**Instructions for the task:**
Write out exactly the line containing "Serialize everything readable" along with each line that follows it in the records below, and no others.

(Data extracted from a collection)
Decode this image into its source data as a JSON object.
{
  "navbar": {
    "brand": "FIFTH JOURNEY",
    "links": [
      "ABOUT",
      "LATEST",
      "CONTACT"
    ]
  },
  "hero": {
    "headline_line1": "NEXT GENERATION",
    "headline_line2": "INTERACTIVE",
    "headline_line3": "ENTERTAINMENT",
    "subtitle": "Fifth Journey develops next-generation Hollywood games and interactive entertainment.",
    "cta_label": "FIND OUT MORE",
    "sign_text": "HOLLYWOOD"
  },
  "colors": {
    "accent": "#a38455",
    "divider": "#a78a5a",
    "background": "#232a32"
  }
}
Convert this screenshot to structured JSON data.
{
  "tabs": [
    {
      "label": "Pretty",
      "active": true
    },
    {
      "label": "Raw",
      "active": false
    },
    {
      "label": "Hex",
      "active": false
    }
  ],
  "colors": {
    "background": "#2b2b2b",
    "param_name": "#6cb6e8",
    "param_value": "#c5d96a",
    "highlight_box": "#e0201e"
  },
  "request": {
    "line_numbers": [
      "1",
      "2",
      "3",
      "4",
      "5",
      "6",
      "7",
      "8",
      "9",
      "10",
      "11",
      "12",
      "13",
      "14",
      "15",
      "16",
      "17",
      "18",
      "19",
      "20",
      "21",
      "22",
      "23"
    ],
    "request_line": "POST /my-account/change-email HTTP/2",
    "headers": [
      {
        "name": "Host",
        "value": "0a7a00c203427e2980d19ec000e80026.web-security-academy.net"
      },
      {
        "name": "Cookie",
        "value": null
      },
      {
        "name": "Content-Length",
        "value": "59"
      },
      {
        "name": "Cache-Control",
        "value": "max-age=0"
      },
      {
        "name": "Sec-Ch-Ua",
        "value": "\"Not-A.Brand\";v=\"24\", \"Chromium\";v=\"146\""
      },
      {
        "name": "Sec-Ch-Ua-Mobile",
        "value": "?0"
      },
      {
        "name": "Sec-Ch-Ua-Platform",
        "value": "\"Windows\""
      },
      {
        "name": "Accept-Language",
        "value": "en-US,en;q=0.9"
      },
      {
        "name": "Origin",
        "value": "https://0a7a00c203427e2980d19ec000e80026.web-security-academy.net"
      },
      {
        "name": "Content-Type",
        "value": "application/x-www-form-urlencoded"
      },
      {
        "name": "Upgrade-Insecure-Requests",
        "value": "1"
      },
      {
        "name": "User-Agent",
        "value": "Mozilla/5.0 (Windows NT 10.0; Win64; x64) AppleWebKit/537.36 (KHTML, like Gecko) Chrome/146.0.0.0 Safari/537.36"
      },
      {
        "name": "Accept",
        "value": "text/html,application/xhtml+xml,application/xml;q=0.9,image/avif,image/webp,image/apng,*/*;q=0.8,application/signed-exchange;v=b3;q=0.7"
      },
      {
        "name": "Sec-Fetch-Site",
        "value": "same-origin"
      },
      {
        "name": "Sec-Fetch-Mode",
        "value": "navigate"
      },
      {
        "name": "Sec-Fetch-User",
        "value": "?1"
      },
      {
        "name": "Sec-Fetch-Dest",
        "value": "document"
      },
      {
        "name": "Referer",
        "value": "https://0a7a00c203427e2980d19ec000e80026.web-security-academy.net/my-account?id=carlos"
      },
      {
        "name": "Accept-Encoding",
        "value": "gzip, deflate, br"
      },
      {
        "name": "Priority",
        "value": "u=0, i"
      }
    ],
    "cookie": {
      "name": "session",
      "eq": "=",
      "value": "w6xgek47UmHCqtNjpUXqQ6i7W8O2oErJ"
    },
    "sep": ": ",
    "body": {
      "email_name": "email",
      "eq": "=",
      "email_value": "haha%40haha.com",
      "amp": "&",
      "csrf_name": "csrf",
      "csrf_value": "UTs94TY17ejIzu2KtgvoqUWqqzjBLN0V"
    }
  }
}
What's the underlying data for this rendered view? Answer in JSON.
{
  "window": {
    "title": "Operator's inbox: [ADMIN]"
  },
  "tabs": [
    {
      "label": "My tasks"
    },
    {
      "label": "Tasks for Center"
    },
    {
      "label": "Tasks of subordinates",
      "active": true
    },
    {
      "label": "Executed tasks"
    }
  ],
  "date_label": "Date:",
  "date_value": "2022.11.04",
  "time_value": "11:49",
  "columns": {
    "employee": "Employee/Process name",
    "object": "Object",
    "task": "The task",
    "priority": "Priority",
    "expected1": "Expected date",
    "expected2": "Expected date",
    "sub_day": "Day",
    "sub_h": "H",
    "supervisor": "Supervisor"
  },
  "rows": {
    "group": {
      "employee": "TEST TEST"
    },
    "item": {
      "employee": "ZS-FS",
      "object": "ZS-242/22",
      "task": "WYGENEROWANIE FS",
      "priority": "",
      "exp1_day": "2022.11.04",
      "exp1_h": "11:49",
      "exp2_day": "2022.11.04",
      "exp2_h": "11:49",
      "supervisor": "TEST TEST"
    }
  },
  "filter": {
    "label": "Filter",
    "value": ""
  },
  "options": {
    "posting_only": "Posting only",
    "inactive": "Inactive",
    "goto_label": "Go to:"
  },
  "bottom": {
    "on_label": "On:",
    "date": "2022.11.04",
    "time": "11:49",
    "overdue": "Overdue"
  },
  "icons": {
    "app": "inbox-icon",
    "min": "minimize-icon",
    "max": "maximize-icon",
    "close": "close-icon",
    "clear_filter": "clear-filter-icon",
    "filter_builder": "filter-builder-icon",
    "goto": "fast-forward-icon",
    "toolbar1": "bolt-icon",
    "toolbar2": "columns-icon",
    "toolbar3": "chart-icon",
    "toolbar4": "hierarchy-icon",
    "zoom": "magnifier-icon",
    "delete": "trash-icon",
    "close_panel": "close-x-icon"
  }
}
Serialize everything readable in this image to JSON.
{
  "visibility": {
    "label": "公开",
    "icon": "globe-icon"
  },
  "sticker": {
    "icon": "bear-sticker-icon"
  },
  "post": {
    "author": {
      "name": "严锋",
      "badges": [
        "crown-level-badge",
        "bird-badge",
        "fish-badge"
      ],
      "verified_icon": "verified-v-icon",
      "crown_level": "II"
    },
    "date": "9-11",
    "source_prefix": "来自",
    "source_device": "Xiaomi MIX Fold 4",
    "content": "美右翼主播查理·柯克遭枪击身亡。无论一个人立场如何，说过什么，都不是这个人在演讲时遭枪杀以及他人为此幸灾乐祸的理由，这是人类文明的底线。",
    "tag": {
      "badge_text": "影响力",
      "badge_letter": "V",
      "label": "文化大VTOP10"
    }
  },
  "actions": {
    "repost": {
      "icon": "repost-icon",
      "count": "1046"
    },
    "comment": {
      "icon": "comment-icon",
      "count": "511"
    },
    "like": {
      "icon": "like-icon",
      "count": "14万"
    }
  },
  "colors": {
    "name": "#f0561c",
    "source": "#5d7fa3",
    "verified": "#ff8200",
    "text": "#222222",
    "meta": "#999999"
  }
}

**Solution for this exercise:**
Serialize everything readable in this image to JSON.
{
  "visibility": {
    "label": "公开",
    "icon": "globe-icon"
  },
  "sticker": {
    "icon": "bear-sticker-icon"
  },
  "post": {
    "author": {
      "name": "严锋",
      "badges": [
        "crown-level-badge",
        "bird-badge",
        "fish-badge"
      ],
      "verified_icon": "verified-v-icon",
      "crown_level": "II"
    },
    "date": "9-11",
    "source_prefix": "来自",
    "source_device": "Xiaomi MIX Fold 4",
    "content": "美右翼主播查理·柯克遭枪击身亡。无论一个人立场如何，说过什么，都不是这个人在演讲时遭枪杀以及他人为此幸灾乐祸的理由，这是人类文明的底线。",
    "tag": {
      "badge_text": "影响力",
      "badge_letter": "V",
      "label": "文化大VTOP10"
    }
  },
  "actions": {
    "repost": {
      "icon": "repost-icon",
      "count": "1046"
    },
    "comment": {
      "icon": "comment-icon",
      "count": "511"
    },
    "like": {
      "icon": "like-icon",
      "count": "14万"
    }
  },
  "colors": {
    "name": "#f0561c",
    "source": "#5d7fa3",
    "verified": "#ff8200",
    "text": "#222222",
    "meta": "#999999"
  }
}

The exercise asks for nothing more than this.